Problem description -> Nothing in the entries may be dropped: restate them word for word.

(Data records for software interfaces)
------------------------------------------------------------

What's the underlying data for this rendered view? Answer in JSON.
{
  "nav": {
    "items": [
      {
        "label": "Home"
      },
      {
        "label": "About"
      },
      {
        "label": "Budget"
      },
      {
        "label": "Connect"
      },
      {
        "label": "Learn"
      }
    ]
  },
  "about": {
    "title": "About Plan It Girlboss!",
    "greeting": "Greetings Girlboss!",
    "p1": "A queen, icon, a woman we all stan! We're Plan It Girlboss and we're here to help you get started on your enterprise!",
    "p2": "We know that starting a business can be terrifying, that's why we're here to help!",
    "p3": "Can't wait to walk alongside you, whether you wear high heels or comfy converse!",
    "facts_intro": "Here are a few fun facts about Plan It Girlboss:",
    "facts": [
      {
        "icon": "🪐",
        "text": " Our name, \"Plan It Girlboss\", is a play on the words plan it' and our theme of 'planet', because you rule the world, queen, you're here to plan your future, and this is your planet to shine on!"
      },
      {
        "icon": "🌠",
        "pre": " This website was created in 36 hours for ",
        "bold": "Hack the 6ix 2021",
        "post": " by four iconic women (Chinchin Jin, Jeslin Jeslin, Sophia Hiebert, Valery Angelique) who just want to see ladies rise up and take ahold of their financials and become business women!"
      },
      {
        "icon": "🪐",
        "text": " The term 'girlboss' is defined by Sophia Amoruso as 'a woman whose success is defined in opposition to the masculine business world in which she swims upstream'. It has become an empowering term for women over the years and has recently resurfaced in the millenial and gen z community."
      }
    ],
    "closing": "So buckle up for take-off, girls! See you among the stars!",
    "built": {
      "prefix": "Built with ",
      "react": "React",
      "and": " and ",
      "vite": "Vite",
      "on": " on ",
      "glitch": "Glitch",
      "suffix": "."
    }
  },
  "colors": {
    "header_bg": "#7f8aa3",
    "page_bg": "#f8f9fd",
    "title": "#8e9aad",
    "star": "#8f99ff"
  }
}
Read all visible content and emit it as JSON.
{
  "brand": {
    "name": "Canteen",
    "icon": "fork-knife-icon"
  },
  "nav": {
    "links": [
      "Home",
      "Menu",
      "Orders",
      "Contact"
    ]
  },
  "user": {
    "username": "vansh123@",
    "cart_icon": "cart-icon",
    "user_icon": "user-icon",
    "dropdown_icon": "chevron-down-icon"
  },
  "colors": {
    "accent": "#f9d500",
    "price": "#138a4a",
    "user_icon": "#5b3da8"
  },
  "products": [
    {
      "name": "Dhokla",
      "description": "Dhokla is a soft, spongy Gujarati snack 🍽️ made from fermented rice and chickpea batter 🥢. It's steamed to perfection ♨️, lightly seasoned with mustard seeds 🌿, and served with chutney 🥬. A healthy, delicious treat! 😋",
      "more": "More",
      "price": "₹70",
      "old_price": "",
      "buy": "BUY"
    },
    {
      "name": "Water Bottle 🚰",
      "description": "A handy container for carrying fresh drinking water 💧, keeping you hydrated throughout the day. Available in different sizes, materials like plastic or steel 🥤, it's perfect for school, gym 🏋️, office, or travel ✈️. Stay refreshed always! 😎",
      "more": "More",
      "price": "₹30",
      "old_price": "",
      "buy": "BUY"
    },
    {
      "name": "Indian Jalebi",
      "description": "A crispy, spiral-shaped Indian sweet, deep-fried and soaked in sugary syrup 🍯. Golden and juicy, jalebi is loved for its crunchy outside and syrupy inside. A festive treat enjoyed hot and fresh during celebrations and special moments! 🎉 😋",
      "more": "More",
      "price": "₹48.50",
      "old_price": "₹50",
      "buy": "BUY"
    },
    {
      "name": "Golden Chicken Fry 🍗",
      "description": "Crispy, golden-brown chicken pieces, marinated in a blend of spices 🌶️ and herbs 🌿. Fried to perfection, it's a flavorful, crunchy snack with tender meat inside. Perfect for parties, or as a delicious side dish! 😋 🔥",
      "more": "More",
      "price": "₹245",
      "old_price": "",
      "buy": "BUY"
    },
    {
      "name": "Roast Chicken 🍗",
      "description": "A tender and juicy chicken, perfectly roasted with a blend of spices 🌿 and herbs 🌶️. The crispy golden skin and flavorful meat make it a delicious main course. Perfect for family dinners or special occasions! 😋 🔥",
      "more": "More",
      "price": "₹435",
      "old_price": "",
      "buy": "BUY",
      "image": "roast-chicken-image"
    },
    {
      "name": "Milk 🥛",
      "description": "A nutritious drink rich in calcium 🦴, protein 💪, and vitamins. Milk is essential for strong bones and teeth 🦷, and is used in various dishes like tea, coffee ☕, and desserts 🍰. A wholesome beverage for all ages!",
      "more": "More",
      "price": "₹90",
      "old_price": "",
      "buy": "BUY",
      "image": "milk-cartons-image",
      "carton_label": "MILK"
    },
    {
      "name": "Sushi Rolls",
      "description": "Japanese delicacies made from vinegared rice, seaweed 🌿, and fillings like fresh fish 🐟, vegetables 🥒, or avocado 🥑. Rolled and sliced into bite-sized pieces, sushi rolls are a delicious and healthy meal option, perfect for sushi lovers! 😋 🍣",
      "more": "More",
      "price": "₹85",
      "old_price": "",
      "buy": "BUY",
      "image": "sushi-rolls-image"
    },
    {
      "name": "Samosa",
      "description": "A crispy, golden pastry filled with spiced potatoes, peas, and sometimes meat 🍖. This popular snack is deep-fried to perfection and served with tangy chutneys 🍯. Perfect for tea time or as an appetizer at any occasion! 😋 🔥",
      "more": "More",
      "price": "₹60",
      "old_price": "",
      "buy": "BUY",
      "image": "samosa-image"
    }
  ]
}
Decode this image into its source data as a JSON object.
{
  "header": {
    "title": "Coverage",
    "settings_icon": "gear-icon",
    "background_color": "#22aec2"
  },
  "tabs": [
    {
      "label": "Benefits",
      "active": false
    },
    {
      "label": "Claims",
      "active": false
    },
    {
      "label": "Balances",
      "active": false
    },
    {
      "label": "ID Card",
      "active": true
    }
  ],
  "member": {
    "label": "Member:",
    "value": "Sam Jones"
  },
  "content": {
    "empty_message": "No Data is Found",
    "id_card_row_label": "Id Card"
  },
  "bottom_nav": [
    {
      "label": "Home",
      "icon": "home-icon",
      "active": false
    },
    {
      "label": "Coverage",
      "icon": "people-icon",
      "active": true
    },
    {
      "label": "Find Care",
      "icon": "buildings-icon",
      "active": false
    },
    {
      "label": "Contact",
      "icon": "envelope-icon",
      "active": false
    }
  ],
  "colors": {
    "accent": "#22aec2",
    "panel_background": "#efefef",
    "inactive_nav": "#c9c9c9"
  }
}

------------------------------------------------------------

Output below ->
What's the underlying data for this rendered view? Answer in JSON.
{
  "nav": {
    "items": [
      {
        "label": "Home"
      },
      {
        "label": "About"
      },
      {
        "label": "Budget"
      },
      {
        "label": "Connect"
      },
      {
        "label": "Learn"
      }
    ]
  },
  "about": {
    "title": "About Plan It Girlboss!",
    "greeting": "Greetings Girlboss!",
    "p1": "A queen, icon, a woman we all stan! We're Plan It Girlboss and we're here to help you get started on your enterprise!",
    "p2": "We know that starting a business can be terrifying, that's why we're here to help!",
    "p3": "Can't wait to walk alongside you, whether you wear high heels or comfy converse!",
    "facts_intro": "Here are a few fun facts about Plan It Girlboss:",
    "facts": [
      {
        "icon": "🪐",
        "text": " Our name, \"Plan It Girlboss\", is a play on the words plan it' and our theme of 'planet', because you rule the world, queen, you're here to plan your future, and this is your planet to shine on!"
      },
      {
        "icon": "🌠",
        "pre": " This website was created in 36 hours for ",
        "bold": "Hack the 6ix 2021",
        "post": " by four iconic women (Chinchin Jin, Jeslin Jeslin, Sophia Hiebert, Valery Angelique) who just want to see ladies rise up and take ahold of their financials and become business women!"
      },
      {
        "icon": "🪐",
        "text": " The term 'girlboss' is defined by Sophia Amoruso as 'a woman whose success is defined in opposition to the masculine business world in which she swims upstream'. It has become an empowering term for women over the years and has recently resurfaced in the millenial and gen z community."
      }
    ],
    "closing": "So buckle up for take-off, girls! See you among the stars!",
    "built": {
      "prefix": "Built with ",
      "react": "React",
      "and": " and ",
      "vite": "Vite",
      "on": " on ",
      "glitch": "Glitch",
      "suffix": "."
    }
  },
  "colors": {
    "header_bg": "#7f8aa3",
    "page_bg": "#f8f9fd",
    "title": "#8e9aad",
    "star": "#8f99ff"
  }
}
Read all visible content and emit it as JSON.
{
  "brand": {
    "name": "Canteen",
    "icon": "fork-knife-icon"
  },
  "nav": {
    "links": [
      "Home",
      "Menu",
      "Orders",
      "Contact"
    ]
  },
  "user": {
    "username": "vansh123@",
    "cart_icon": "cart-icon",
    "user_icon": "user-icon",
    "dropdown_icon": "chevron-down-icon"
  },
  "colors": {
    "accent": "#f9d500",
    "price": "#138a4a",
    "user_icon": "#5b3da8"
  },
  "products": [
    {
      "name": "Dhokla",
      "description": "Dhokla is a soft, spongy Gujarati snack 🍽️ made from fermented rice and chickpea batter 🥢. It's steamed to perfection ♨️, lightly seasoned with mustard seeds 🌿, and served with chutney 🥬. A healthy, delicious treat! 😋",
      "more": "More",
      "price": "₹70",
      "old_price": "",
      "buy": "BUY"
    },
    {
      "name": "Water Bottle 🚰",
      "description": "A handy container for carrying fresh drinking water 💧, keeping you hydrated throughout the day. Available in different sizes, materials like plastic or steel 🥤, it's perfect for school, gym 🏋️, office, or travel ✈️. Stay refreshed always! 😎",
      "more": "More",
      "price": "₹30",
      "old_price": "",
      "buy": "BUY"
    },
    {
      "name": "Indian Jalebi",
      "description": "A crispy, spiral-shaped Indian sweet, deep-fried and soaked in sugary syrup 🍯. Golden and juicy, jalebi is loved for its crunchy outside and syrupy inside. A festive treat enjoyed hot and fresh during celebrations and special moments! 🎉 😋",
      "more": "More",
      "price": "₹48.50",
      "old_price": "₹50",
      "buy": "BUY"
    },
    {
      "name": "Golden Chicken Fry 🍗",
      "description": "Crispy, golden-brown chicken pieces, marinated in a blend of spices 🌶️ and herbs 🌿. Fried to perfection, it's a flavorful, crunchy snack with tender meat inside. Perfect for parties, or as a delicious side dish! 😋 🔥",
      "more": "More",
      "price": "₹245",
      "old_price": "",
      "buy": "BUY"
    },
    {
      "name": "Roast Chicken 🍗",
      "description": "A tender and juicy chicken, perfectly roasted with a blend of spices 🌿 and herbs 🌶️. The crispy golden skin and flavorful meat make it a delicious main course. Perfect for family dinners or special occasions! 😋 🔥",
      "more": "More",
      "price": "₹435",
      "old_price": "",
      "buy": "BUY",
      "image": "roast-chicken-image"
    },
    {
      "name": "Milk 🥛",
      "description": "A nutritious drink rich in calcium 🦴, protein 💪, and vitamins. Milk is essential for strong bones and teeth 🦷, and is used in various dishes like tea, coffee ☕, and desserts 🍰. A wholesome beverage for all ages!",
      "more": "More",
      "price": "₹90",
      "old_price": "",
      "buy": "BUY",
      "image": "milk-cartons-image",
      "carton_label": "MILK"
    },
    {
      "name": "Sushi Rolls",
      "description": "Japanese delicacies made from vinegared rice, seaweed 🌿, and fillings like fresh fish 🐟, vegetables 🥒, or avocado 🥑. Rolled and sliced into bite-sized pieces, sushi rolls are a delicious and healthy meal option, perfect for sushi lovers! 😋 🍣",
      "more": "More",
      "price": "₹85",
      "old_price": "",
      "buy": "BUY",
      "image": "sushi-rolls-image"
    },
    {
      "name": "Samosa",
      "description": "A crispy, golden pastry filled with spiced potatoes, peas, and sometimes meat 🍖. This popular snack is deep-fried to perfection and served with tangy chutneys 🍯. Perfect for tea time or as an appetizer at any occasion! 😋 🔥",
      "more": "More",
      "price": "₹60",
      "old_price": "",
      "buy": "BUY",
      "image": "samosa-image"
    }
  ]
}
Decode this image into its source data as a JSON object.
{
  "header": {
    "title": "Coverage",
    "settings_icon": "gear-icon",
    "background_color": "#22aec2"
  },
  "tabs": [
    {
      "label": "Benefits",
      "active": false
    },
    {
      "label": "Claims",
      "active": false
    },
    {
      "label": "Balances",
      "active": false
    },
    {
      "label": "ID Card",
      "active": true
    }
  ],
  "member": {
    "label": "Member:",
    "value": "Sam Jones"
  },
  "content": {
    "empty_message": "No Data is Found",
    "id_card_row_label": "Id Card"
  },
  "bottom_nav": [
    {
      "label": "Home",
      "icon": "home-icon",
      "active": false
    },
    {
      "label": "Coverage",
      "icon": "people-icon",
      "active": true
    },
    {
      "label": "Find Care",
      "icon": "buildings-icon",
      "active": false
    },
    {
      "label": "Contact",
      "icon": "envelope-icon",
      "active": false
    }
  ],
  "colors": {
    "accent": "#22aec2",
    "panel_background": "#efefef",
    "inactive_nav": "#c9c9c9"
  }
}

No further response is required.